* [Records for this exercise]:
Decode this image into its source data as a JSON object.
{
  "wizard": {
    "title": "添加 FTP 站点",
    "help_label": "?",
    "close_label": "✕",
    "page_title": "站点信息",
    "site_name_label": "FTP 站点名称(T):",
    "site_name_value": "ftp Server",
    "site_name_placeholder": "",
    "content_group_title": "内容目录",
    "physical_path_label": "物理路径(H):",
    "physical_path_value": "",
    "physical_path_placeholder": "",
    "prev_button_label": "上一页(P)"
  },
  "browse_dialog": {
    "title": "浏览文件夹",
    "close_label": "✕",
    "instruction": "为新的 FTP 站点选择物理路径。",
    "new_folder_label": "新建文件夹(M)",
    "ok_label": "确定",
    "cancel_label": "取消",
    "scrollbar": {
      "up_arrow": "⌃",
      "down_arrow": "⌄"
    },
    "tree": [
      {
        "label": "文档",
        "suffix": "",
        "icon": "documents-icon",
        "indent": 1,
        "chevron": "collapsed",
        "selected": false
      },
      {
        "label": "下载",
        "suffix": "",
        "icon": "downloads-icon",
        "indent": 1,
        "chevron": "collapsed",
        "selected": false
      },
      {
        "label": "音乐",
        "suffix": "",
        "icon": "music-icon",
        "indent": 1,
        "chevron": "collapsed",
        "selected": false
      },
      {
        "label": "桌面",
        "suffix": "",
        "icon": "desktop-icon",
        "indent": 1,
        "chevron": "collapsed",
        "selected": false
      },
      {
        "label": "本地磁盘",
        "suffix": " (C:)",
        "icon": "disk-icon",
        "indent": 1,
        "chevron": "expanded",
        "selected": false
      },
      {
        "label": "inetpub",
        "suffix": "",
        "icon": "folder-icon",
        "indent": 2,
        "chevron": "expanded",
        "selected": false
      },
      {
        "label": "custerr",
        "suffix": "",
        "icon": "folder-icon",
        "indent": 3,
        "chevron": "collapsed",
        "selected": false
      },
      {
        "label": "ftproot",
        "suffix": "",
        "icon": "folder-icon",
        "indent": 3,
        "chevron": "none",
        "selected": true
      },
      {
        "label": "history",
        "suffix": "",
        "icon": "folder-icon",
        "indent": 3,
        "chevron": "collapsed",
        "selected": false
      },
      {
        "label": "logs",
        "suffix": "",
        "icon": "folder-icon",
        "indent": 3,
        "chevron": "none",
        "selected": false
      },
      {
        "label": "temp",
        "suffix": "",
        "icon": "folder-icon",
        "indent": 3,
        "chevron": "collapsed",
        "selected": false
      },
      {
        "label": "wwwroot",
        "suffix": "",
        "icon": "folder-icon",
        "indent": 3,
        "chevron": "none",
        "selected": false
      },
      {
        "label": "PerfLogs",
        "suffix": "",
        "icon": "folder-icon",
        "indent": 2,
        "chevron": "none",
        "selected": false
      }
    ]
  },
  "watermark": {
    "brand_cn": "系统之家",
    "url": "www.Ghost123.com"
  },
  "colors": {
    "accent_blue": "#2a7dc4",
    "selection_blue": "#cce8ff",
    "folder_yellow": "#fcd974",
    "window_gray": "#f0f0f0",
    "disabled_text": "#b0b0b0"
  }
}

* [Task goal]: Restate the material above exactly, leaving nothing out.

* [Answer]:
Decode this image into its source data as a JSON object.
{
  "wizard": {
    "title": "添加 FTP 站点",
    "help_label": "?",
    "close_label": "✕",
    "page_title": "站点信息",
    "site_name_label": "FTP 站点名称(T):",
    "site_name_value": "ftp Server",
    "site_name_placeholder": "",
    "content_group_title": "内容目录",
    "physical_path_label": "物理路径(H):",
    "physical_path_value": "",
    "physical_path_placeholder": "",
    "prev_button_label": "上一页(P)"
  },
  "browse_dialog": {
    "title": "浏览文件夹",
    "close_label": "✕",
    "instruction": "为新的 FTP 站点选择物理路径。",
    "new_folder_label": "新建文件夹(M)",
    "ok_label": "确定",
    "cancel_label": "取消",
    "scrollbar": {
      "up_arrow": "⌃",
      "down_arrow": "⌄"
    },
    "tree": [
      {
        "label": "文档",
        "suffix": "",
        "icon": "documents-icon",
        "indent": 1,
        "chevron": "collapsed",
        "selected": false
      },
      {
        "label": "下载",
        "suffix": "",
        "icon": "downloads-icon",
        "indent": 1,
        "chevron": "collapsed",
        "selected": false
      },
      {
        "label": "音乐",
        "suffix": "",
        "icon": "music-icon",
        "indent": 1,
        "chevron": "collapsed",
        "selected": false
      },
      {
        "label": "桌面",
        "suffix": "",
        "icon": "desktop-icon",
        "indent": 1,
        "chevron": "collapsed",
        "selected": false
      },
      {
        "label": "本地磁盘",
        "suffix": " (C:)",
        "icon": "disk-icon",
        "indent": 1,
        "chevron": "expanded",
        "selected": false
      },
      {
        "label": "inetpub",
        "suffix": "",
        "icon": "folder-icon",
        "indent": 2,
        "chevron": "expanded",
        "selected": false
      },
      {
        "label": "custerr",
        "suffix": "",
        "icon": "folder-icon",
        "indent": 3,
        "chevron": "collapsed",
        "selected": false
      },
      {
        "label": "ftproot",
        "suffix": "",
        "icon": "folder-icon",
        "indent": 3,
        "chevron": "none",
        "selected": true
      },
      {
        "label": "history",
        "suffix": "",
        "icon": "folder-icon",
        "indent": 3,
        "chevron": "collapsed",
        "selected": false
      },
      {
        "label": "logs",
        "suffix": "",
        "icon": "folder-icon",
        "indent": 3,
        "chevron": "none",
        "selected": false
      },
      {
        "label": "temp",
        "suffix": "",
        "icon": "folder-icon",
        "indent": 3,
        "chevron": "collapsed",
        "selected": false
      },
      {
        "label": "wwwroot",
        "suffix": "",
        "icon": "folder-icon",
        "indent": 3,
        "chevron": "none",
        "selected": false
      },
      {
        "label": "PerfLogs",
        "suffix": "",
        "icon": "folder-icon",
        "indent": 2,
        "chevron": "none",
        "selected": false
      }
    ]
  },
  "watermark": {
    "brand_cn": "系统之家",
    "url": "www.Ghost123.com"
  },
  "colors": {
    "accent_blue": "#2a7dc4",
    "selection_blue": "#cce8ff",
    "folder_yellow": "#fcd974",
    "window_gray": "#f0f0f0",
    "disabled_text": "#b0b0b0"
  }
}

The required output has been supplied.